[WHAT IS REQUIRED] Wherever a line in the records contains the word "hypothesis", return that line.
*** Opening SUPPLIED MATERIAL ***
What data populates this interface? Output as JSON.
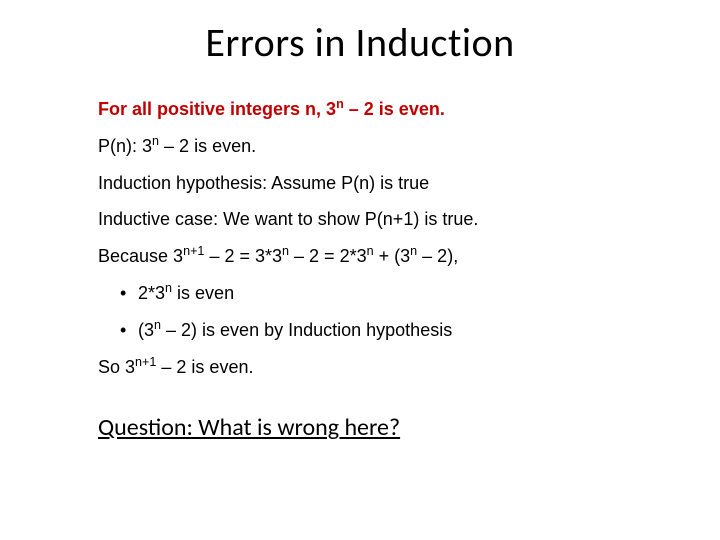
{
  "title": "Errors in Induction",
  "claim": {
    "prefix": "For all positive integers n, 3",
    "sup": "n",
    "suffix": " – 2 is even."
  },
  "lines": {
    "pn": {
      "a": "P(n): 3",
      "sup": "n",
      "b": " – 2 is even."
    },
    "hypothesis": "Induction hypothesis: Assume P(n) is true",
    "inductive": "Inductive case: We want to show P(n+1) is true.",
    "because": {
      "a": "Because 3",
      "s1": "n+1",
      "b": " – 2 = 3*3",
      "s2": "n",
      "c": " – 2 = 2*3",
      "s3": "n",
      "d": " + (3",
      "s4": "n",
      "e": " – 2),"
    },
    "bullet1": {
      "a": "2*3",
      "s": "n",
      "b": " is even"
    },
    "bullet2": {
      "a": "(3",
      "s": "n",
      "b": " – 2) is even by Induction hypothesis"
    },
    "so": {
      "a": "So 3",
      "s": "n+1",
      "b": " – 2 is even."
    }
  },
  "question": "Question: What is wrong here?"
}
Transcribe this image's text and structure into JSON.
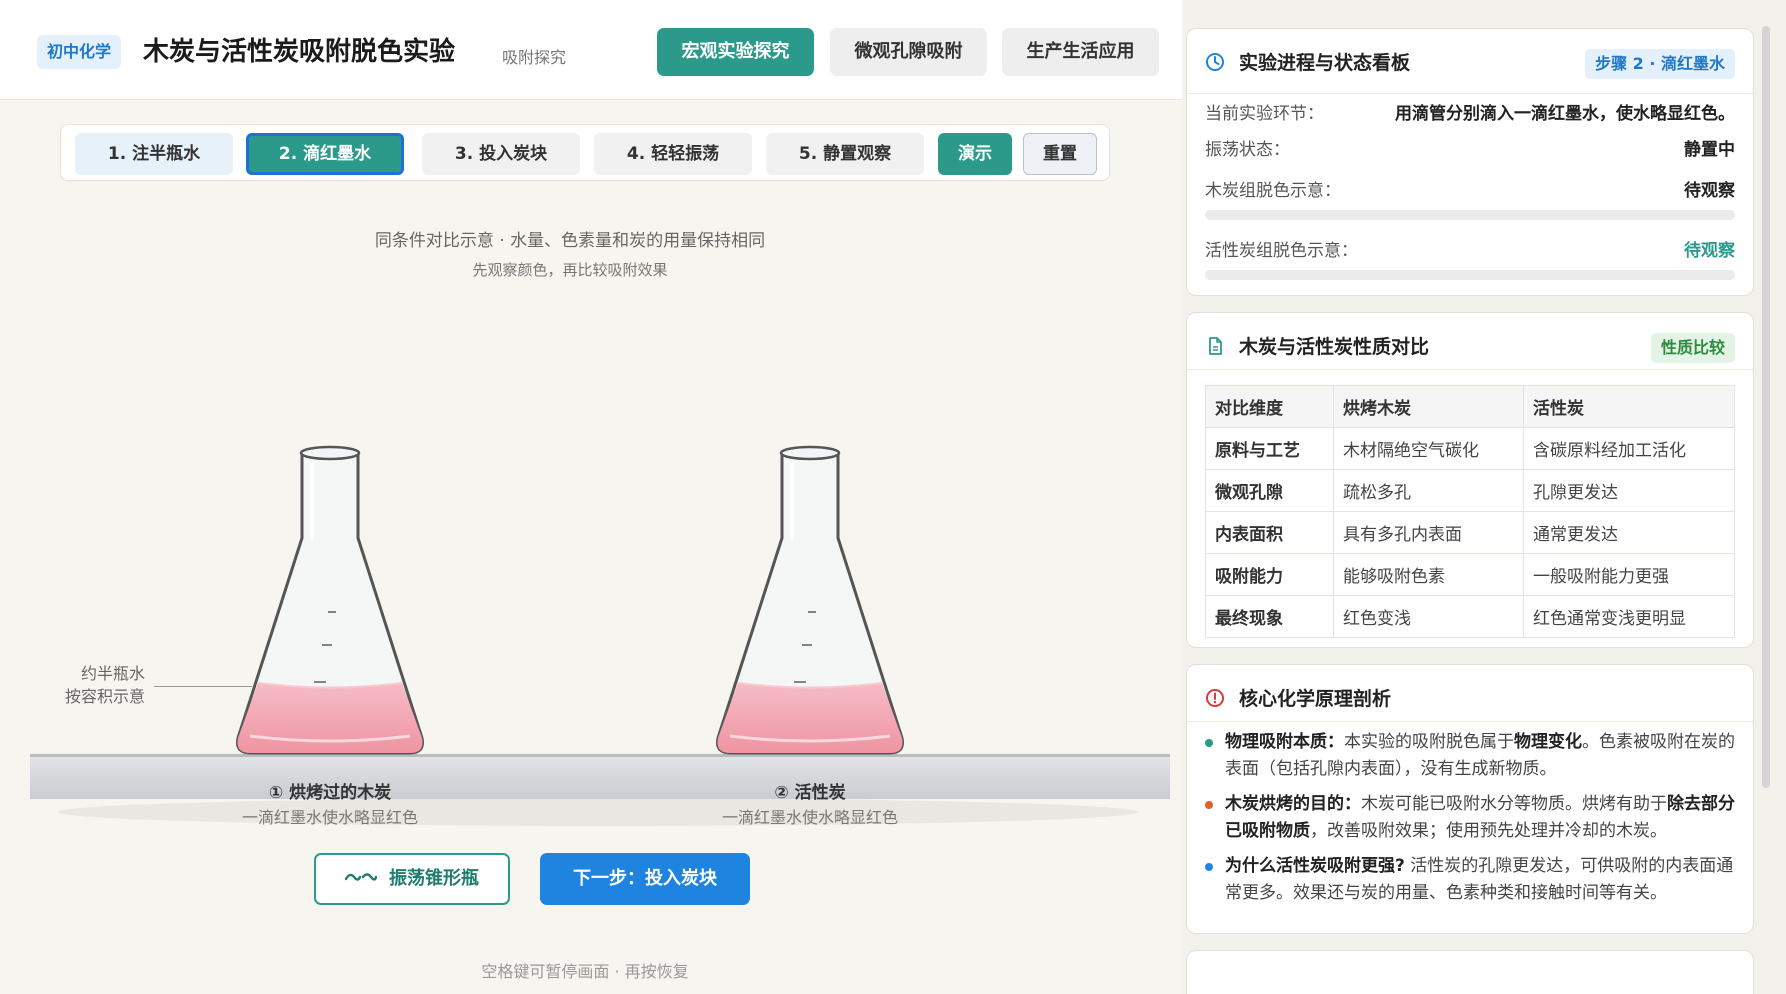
{
  "header": {
    "subject_badge": "初中化学",
    "title": "木炭与活性炭吸附脱色实验",
    "subtitle": "吸附探究",
    "mode_tabs": [
      {
        "label": "宏观实验探究",
        "active": true
      },
      {
        "label": "微观孔隙吸附",
        "active": false
      },
      {
        "label": "生产生活应用",
        "active": false
      }
    ]
  },
  "steps": {
    "items": [
      {
        "label": "1. 注半瓶水",
        "state": "done"
      },
      {
        "label": "2. 滴红墨水",
        "state": "active"
      },
      {
        "label": "3. 投入炭块",
        "state": "pending"
      },
      {
        "label": "4. 轻轻振荡",
        "state": "pending"
      },
      {
        "label": "5. 静置观察",
        "state": "pending"
      }
    ],
    "play_label": "演示",
    "reset_label": "重置"
  },
  "stage": {
    "caption": "同条件对比示意 · 水量、色素量和炭的用量保持相同",
    "caption_sub": "先观察颜色，再比较吸附效果",
    "water_note_line1": "约半瓶水",
    "water_note_line2": "按容积示意",
    "flasks": [
      {
        "title": "① 烘烤过的木炭",
        "desc": "一滴红墨水使水略显红色"
      },
      {
        "title": "② 活性炭",
        "desc": "一滴红墨水使水略显红色"
      }
    ],
    "liquid_color": "#f2a7b2"
  },
  "actions": {
    "shake_label": "振荡锥形瓶",
    "next_label": "下一步：投入炭块"
  },
  "footer_hint": "空格键可暂停画面 · 再按恢复",
  "status_card": {
    "title": "实验进程与状态看板",
    "tag": "步骤 2 · 滴红墨水",
    "rows": {
      "stage_key": "当前实验环节：",
      "stage_val": "用滴管分别滴入一滴红墨水，使水略显红色。",
      "shake_key": "振荡状态：",
      "shake_val": "静置中",
      "charcoal_key": "木炭组脱色示意：",
      "charcoal_val": "待观察",
      "activated_key": "活性炭组脱色示意：",
      "activated_val": "待观察"
    },
    "charcoal_progress": 0,
    "activated_progress": 0
  },
  "compare_card": {
    "title": "木炭与活性炭性质对比",
    "tag": "性质比较",
    "headers": [
      "对比维度",
      "烘烤木炭",
      "活性炭"
    ],
    "rows": [
      [
        "原料与工艺",
        "木材隔绝空气碳化",
        "含碳原料经加工活化"
      ],
      [
        "微观孔隙",
        "疏松多孔",
        "孔隙更发达"
      ],
      [
        "内表面积",
        "具有多孔内表面",
        "通常更发达"
      ],
      [
        "吸附能力",
        "能够吸附色素",
        "一般吸附能力更强"
      ],
      [
        "最终现象",
        "红色变浅",
        "红色通常变浅更明显"
      ]
    ]
  },
  "principle_card": {
    "title": "核心化学原理剖析",
    "items": [
      {
        "color": "#2b9a8a",
        "lead": "物理吸附本质：",
        "text_a": "本实验的吸附脱色属于",
        "bold_a": "物理变化",
        "text_b": "。色素被吸附在炭的表面（包括孔隙内表面），没有生成新物质。"
      },
      {
        "color": "#e0622a",
        "lead": "木炭烘烤的目的：",
        "text_a": "木炭可能已吸附水分等物质。烘烤有助于",
        "bold_a": "除去部分已吸附物质",
        "text_b": "，改善吸附效果；使用预先处理并冷却的木炭。"
      },
      {
        "color": "#1f84e0",
        "lead": "为什么活性炭吸附更强?",
        "text_a": " 活性炭的孔隙更发达，可供吸附的内表面通常更多。效果还与炭的用量、色素种类和接触时间等有关。",
        "bold_a": "",
        "text_b": ""
      }
    ]
  }
}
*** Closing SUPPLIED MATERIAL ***
[EXERCISE ANSWER]
    "hypothesis": "Induction hypothesis: Assume P(n) is true",
      "b": " – 2) is even by Induction hypothesis"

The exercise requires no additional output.